For the short story reader. Updated every Monday.

The Short Form

“The Bus To St. James's”

John Cheever


During the brief speech in defense of conservative education that followed, Mr. Bruce noticed that Mrs. Sheridan was seated a few pews in front of him. With her was a tall man—her husband, presumably—with a straight back and black hair. When the talk ended, the meeting was opened for questions. The first question was from a mother who wanted advice on how to restrict her children’s use of television. While the rector was answering this question, Mr. Bruce noticed that the Sheridans were having an argument. They were whispering, and their disagreement seemed intense. Suddenly, Mrs. Sheridan separated herself from the argument. She had nothing further to say. Mr. Sheridan’s neck got red. He continued, in a whisper, to press his case, bending toward his wife, and shaking his head.

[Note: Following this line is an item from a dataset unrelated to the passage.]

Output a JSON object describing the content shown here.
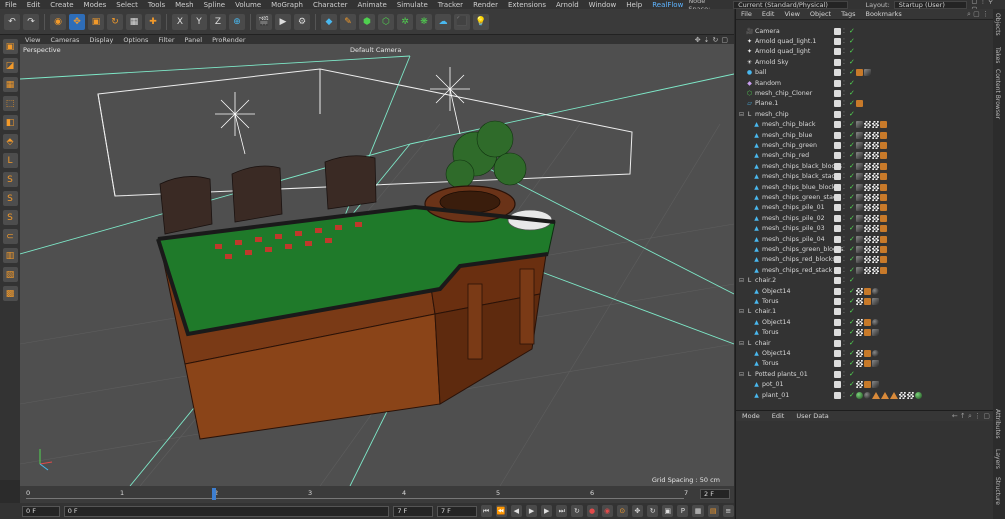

Mrs. Sheridan raised her hand.

“Yes, Mrs. Sheridan,” the rector said.

Mr. Sheridan picked up his coat and his derby, and, saying, “Excuse me, please,” “Thank you,” “Excuse me,” passed in front of the other people in the pew, and left the chapel.

“Yes, Mrs. Sheridan?” the rector repeated.

“I wonder, Dr. Frisbee,” Mrs. Sheridan said, “if you and the board of trustees have ever thought of enrolling Negro children in St. James’s?”

We read it in New Yorker: Jan 14, 1956.